Thursday, December 4, 2008

Middle Fiddle

When people find out that I play with the Knoxville Symphony, the conversation generally continues as follows:
“So, what instrument do you play?”
“I play the viola.”
“Viola... Is that like a violin?”
“Well, kind of...”

The viola is not nearly as well-known as it's counterparts in the string section. It is held under the chin like a violin but has a lower sound. In fact, it has the same strings as the cello: C-G-D-A but they sound an octave higher. In the Knoxville Symphony, the viola section sits right next to the first violin section. Our general purpose in the orchestra is to support and fill in the middle of the string sound. Our parts are the best bits of what the violins play combined with the best parts of what the cellos play. And, sometimes we even get the tune to ourselves. It may sound strange since the violins usually get to be front and center with the melodic line, but my love of orchestral viola parts is the main reason I switched my focus from violin to viola in graduate school.

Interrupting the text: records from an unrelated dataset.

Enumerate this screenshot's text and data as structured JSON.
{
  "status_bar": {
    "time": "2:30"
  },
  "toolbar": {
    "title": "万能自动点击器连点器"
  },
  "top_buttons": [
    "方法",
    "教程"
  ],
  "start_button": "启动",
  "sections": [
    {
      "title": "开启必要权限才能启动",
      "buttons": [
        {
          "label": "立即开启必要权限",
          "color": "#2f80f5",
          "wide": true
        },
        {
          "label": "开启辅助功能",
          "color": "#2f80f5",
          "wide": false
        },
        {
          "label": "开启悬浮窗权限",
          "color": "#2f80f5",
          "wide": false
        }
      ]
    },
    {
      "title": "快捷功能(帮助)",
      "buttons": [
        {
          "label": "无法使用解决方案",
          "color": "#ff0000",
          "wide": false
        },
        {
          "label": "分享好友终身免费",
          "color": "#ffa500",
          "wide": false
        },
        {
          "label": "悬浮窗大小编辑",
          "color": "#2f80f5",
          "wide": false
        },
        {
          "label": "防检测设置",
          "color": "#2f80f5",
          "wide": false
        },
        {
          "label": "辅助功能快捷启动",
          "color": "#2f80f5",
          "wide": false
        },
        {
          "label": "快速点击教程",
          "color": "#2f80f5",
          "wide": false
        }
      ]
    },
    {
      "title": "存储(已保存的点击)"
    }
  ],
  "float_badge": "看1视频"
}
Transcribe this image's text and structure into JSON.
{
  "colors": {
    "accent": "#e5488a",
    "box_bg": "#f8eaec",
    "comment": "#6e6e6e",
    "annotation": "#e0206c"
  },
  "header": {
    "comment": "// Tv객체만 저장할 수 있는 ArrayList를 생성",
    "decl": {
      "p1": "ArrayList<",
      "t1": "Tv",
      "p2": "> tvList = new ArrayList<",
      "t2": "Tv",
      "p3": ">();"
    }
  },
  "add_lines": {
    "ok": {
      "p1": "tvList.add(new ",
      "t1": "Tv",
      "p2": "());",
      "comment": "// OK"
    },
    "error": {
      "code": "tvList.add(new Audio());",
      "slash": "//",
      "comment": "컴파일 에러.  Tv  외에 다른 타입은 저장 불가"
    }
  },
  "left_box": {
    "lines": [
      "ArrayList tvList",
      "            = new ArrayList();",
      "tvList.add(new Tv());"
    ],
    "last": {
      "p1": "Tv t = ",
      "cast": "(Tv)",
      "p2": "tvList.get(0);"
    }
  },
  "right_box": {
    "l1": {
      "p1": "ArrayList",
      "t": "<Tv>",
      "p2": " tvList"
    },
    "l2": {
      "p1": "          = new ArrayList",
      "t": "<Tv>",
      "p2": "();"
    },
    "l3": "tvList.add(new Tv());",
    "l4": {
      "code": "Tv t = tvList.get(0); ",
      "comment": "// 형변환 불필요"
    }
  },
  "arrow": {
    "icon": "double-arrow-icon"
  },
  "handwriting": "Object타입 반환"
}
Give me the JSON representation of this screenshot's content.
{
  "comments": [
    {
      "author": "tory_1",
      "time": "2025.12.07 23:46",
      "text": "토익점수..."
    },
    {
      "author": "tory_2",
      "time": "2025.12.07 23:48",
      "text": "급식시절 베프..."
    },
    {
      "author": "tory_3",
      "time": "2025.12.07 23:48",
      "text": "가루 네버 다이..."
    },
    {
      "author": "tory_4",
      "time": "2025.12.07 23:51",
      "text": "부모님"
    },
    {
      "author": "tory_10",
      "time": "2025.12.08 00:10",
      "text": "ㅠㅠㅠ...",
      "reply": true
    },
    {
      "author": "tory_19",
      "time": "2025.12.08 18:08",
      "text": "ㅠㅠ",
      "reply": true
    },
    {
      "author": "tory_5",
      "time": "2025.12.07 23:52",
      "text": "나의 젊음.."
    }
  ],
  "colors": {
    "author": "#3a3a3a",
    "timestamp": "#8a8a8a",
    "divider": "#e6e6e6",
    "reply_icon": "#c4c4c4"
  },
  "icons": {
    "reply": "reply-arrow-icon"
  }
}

It's rare for an orchestra to program a viola concerto. The viola is not considered a solo instrument, which is too bad. I'm not sure why this is, there are a number of possibilities. Compared to the violin and cello, there's not much solo repertoire written for the viola. When Lucas asked me to play a viola concerto with the chamber orchestra this January, we began the hunt for a Baroque-era viola concerto. There were exactly three to choose from. There are hundreds of Baroque violin concerti. It's not that composers don't like the viola. Actually, many composers were also amateur violists. Dvorák, Mozart, Mendelssohn, Schubert, and Bach all played the viola. (So did Jimi Hendrix, but that's another story.) Violin has always been king of the strings and an audience favorite. Historically, composers have relied on commissions to pay their bills. Perhaps if one of Mozart's patrons had been an amateur violist he would have written five viola concerti instead of five violin concerti. Most of the solo repertoire for the viola was written in the 20th century although there are some great pieces from earlier eras.

Some pieces that feature the viola are:
Harold in Italy by Berlioz
Symphony #6 “Pathetique” by Tchaikovsky
Don Quixote by R. Strauss
Viola Concerto by William Walton
Sinfonia Concertante in E-flat major by Mozart

2 comments:

Marsha said...

I was in the school band, I played the clarinet, we didn't have an orchestra, I haven't played in over 20 years. I miss it.

KSO blogger Katy Gawne said...

Pick it up again! It is never too late to refresh your skills or even learn a new instrument. I once had a beginning violin student who was in his 80's. He had always wanted to play and decided at that time that it was "now or never." Playing music is good for the soul, no matter what the skill level.